For me, a vest and short sleeved jersey is often enough. When it’s below 45 degrees, I’ll add arm warmers. (For the non-cyclist, arm warmers are just sleeves that can be taken on and put back on as the weather requires.) A light windbreaker works, too. Vests, windbreakers and arms can all be stowed and carried easily.
A little more on windbreakers. Unless you have paid far too much, windbreakers are not rain jackets. They might be water resistant but they don’t put up a very good fight. Invest in a $20 plastic rain jacket you can carry with you when there is a chance of rain.
Long-sleeved jerseys are less versatile than the arm-warmer/short sleeved jersey combo but the time will come (January) when they work just fine.
If you wear fingerless gloves, putting a pair of lightweight glove liners under them for the first hour of riding keeps your fingers from getting too cold and they store easily in a pocket. I’ve used everything from 79-cent garden gloves to wool liners I found in the hunting section of Cabella’s.
If you need to stow clothing while on rides, there are several alternatives. I don’t like stuffing everything into my jersey pockets (that’s where my camera is), so I use a small bungee cord on top of my under-seat bag to tie on extra clothes. If you have some room in your under seat bag, you’d be amazed how much you can stuff in there. There are lightweight bags that attach to handlebars or you can use a bungee cord there, too.
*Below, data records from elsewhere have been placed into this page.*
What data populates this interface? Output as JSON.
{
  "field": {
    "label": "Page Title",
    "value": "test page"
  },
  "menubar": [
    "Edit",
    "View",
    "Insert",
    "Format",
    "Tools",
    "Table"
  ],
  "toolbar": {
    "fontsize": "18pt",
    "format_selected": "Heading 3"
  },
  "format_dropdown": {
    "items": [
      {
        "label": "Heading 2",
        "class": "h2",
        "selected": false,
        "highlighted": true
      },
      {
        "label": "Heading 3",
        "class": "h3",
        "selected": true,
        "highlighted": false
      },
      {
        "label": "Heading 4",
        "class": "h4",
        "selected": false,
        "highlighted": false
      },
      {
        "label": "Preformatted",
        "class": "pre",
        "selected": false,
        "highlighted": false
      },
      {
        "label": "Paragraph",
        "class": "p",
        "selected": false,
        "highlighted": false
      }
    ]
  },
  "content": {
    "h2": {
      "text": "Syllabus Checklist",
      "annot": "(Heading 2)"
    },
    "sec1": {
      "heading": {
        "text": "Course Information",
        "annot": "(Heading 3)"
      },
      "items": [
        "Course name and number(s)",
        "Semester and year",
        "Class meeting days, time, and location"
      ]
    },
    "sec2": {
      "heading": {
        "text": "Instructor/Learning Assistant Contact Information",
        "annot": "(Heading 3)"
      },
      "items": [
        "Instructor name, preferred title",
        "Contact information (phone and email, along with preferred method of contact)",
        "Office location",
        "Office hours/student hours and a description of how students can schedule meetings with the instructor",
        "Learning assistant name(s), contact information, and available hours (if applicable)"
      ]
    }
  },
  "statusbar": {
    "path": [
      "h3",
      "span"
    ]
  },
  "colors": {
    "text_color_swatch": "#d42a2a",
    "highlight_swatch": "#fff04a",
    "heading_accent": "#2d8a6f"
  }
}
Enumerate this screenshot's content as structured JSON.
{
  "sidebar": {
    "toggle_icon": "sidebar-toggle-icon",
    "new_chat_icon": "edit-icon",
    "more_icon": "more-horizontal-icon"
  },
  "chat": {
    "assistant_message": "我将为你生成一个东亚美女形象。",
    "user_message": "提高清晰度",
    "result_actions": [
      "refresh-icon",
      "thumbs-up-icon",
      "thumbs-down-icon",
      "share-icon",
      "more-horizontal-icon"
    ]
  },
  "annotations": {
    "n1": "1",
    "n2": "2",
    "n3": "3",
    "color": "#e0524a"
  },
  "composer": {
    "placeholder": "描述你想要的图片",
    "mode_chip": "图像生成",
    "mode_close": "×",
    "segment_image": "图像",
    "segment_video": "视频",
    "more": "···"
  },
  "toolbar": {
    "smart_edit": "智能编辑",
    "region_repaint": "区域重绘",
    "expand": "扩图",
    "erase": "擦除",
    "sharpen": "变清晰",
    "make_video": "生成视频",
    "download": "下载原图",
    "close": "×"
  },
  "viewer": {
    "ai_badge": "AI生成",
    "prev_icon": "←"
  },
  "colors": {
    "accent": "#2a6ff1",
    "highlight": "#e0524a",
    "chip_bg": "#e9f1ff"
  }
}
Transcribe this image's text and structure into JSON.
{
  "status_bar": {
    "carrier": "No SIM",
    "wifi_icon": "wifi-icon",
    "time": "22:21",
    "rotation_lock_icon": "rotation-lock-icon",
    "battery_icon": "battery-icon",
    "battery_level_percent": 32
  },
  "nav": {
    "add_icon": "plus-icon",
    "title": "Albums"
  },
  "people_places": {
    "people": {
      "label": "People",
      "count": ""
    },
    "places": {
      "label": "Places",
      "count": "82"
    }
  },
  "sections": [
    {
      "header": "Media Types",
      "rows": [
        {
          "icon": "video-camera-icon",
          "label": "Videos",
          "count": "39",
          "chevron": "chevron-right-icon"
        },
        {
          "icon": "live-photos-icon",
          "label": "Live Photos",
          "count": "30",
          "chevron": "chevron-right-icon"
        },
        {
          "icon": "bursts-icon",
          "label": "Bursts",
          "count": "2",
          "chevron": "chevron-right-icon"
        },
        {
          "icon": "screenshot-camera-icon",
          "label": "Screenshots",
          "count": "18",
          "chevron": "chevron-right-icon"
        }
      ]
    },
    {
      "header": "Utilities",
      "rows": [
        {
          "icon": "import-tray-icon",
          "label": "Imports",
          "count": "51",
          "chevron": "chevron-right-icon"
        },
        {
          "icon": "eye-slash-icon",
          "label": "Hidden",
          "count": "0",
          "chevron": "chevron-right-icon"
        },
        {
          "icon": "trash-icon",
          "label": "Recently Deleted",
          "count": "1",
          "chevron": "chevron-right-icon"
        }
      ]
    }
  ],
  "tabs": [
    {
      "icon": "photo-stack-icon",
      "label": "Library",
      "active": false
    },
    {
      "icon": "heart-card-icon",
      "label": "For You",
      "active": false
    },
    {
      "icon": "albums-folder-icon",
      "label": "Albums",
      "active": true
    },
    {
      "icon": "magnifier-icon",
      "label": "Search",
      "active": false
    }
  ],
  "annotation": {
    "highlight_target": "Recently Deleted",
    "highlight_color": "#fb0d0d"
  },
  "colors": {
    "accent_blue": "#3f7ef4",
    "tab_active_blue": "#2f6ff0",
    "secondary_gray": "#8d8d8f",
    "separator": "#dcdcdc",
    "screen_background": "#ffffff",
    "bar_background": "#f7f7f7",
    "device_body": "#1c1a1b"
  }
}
I try to avoid a backpack but a lightweight drawstring bag is easy and comfortable if you don’t put anything too heavy in it.
And remember: whatever you wear, be sure it is bright and highly visible.
Tom Frady is a Lincoln resident and avid cyclist and driver.